As soon as you see your colleagues, you're going to be tempted to complain or gossip. Zack says this is one of the riskiest things you can do because you never know who might overhear, remember or repeat your comments. She was once in a bathroom when two co-workers were gossiping about a third. Suddenly, the victim threw open the door of one of the stalls and said, "You don't know anything about me!" before storming out. "They were deservedly mortified," says Zack.
Step 7: Move to a new group after every third sip of your drink.
Make it a point to circulate before you hear (or tell) the same stories twice. Refer to your list of easy conversation enders: "I'm going to the bathroom," "I'm going to the bar for a glass of water," and "I'm going to the buffet." Zack's more professional standbys include, "I'm sure you have other people you want to talk to," and "I promised myself I'd circulate." We once knew an executive who was able to introduce us to the nearest co-worker (in a flattering way), quickly summarize what we'd been talking about and then hand off the conversation and slip away with a smile.
Step 8: At karaoke parties, play to the crowd.

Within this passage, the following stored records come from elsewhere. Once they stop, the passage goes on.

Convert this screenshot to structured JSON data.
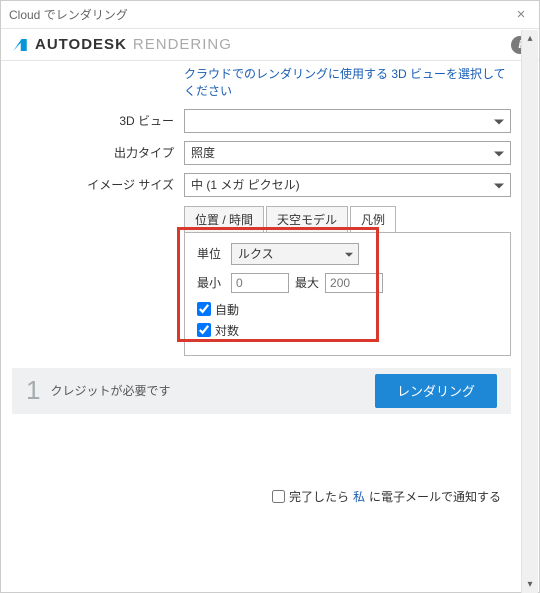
{
  "window": {
    "title": "Cloud でレンダリング"
  },
  "brand": {
    "name": "AUTODESK",
    "sub": "RENDERING"
  },
  "instruction": "クラウドでのレンダリングに使用する 3D ビューを選択してください",
  "labels": {
    "view3d": "3D ビュー",
    "output_type": "出力タイプ",
    "image_size": "イメージ サイズ"
  },
  "values": {
    "view3d": "",
    "output_type": "照度",
    "image_size": "中 (1 メガ ピクセル)"
  },
  "tabs": {
    "location_time": "位置 / 時間",
    "sky_model": "天空モデル",
    "legend": "凡例"
  },
  "legend_panel": {
    "unit_label": "単位",
    "unit_value": "ルクス",
    "min_label": "最小",
    "min_value": "0",
    "max_label": "最大",
    "max_value": "200",
    "auto_label": "自動",
    "auto_checked": true,
    "log_label": "対数",
    "log_checked": true
  },
  "footer": {
    "credits": "1",
    "credits_text": "クレジットが必要です",
    "render_button": "レンダリング"
  },
  "notify": {
    "prefix": "完了したら",
    "link": "私",
    "suffix": "に電子メールで通知する",
    "checked": false
  }
}
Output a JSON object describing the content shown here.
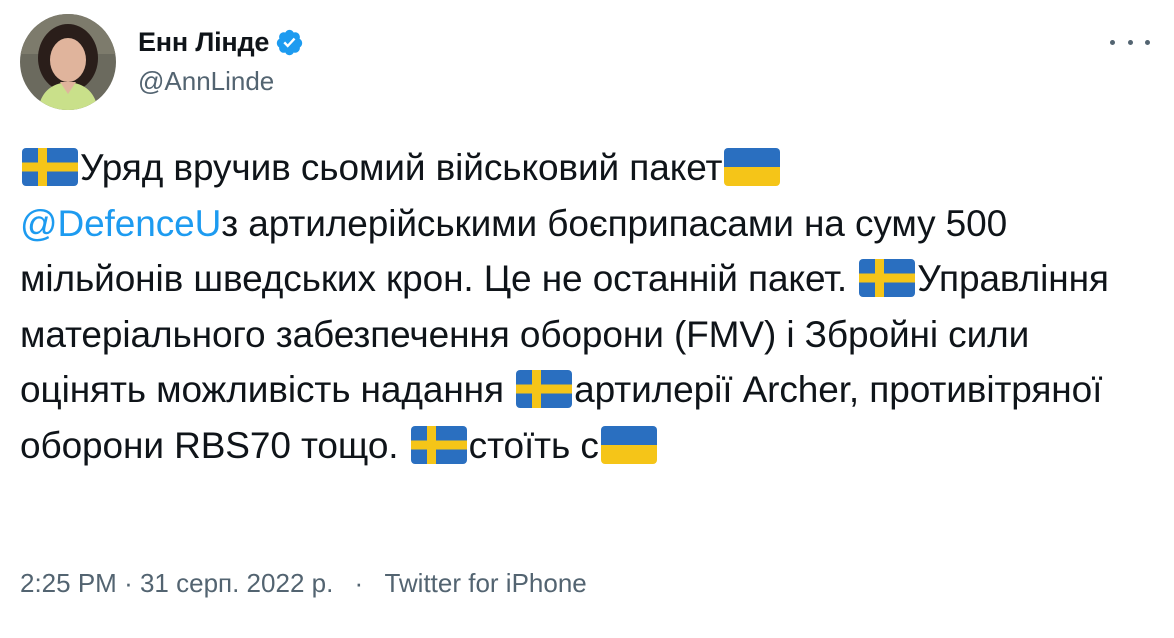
{
  "author": {
    "display_name": "Енн Лінде",
    "handle": "@AnnLinde",
    "verified": true,
    "verified_icon": "verified-badge-icon",
    "accent_color": "#1d9bf0"
  },
  "more_menu": {
    "icon": "more-horizontal-icon"
  },
  "tweet": {
    "line1_text": "Уряд вручив сьомий військовий пакет",
    "mention": "@DefenceU",
    "line2_text": "з артилерійськими боєприпасами на суму 500 мільйонів шведських крон. Це не останній пакет. ",
    "line3_text": "Управління матеріального забезпечення оборони (FMV) і Збройні сили оцінять можливість надання ",
    "line4_text": "артилерії Archer, противітряної оборони RBS70 тощо. ",
    "line5_text": "стоїть с",
    "flags": {
      "sweden": "sweden-flag-icon",
      "ukraine": "ukraine-flag-icon"
    }
  },
  "meta": {
    "time": "2:25 PM",
    "date": "31 серп. 2022 р.",
    "separator": "·",
    "source": "Twitter for iPhone"
  }
}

As much as you avoid stepping up to the mike in your personal life, you're part of the company, which means your job tonight is to sing at least one song. Period. We asked the managers at some of the country's most popular karaoke bars to tell us the crowd-pleasers that even a novice can handle. Every single one nominated "Don't Stop Believin'" by Journey. "When this song starts playing, everyone will join in," says Teddy Mui, general manager of Winnie's in New York City. Did someone already sing this? Go with "Sweet Caroline" by Neil Diamond. "It's the best song for office parties—and nonoffice parties too," says Frank Huang, the karaoke host and event coordinator at the Mint in San Francisco. "Everyone knows the chorus: 'So good! So good!' So catchy!" Want to get the crowd swaying and snapping instead of belting out the tune with you? Elton John is your best friend: Mui and Huang recommend "Tiny Dancer" and "Don't Go Breaking My Heart," which is great for duets.
Step 9: Just say no to the after-party.
There is nothing to be gained—and lots to lose—by staying out late. Whatever happens, whoever screws up, everyone will be talking about it on Monday.
More ways to prepare for the office celebration: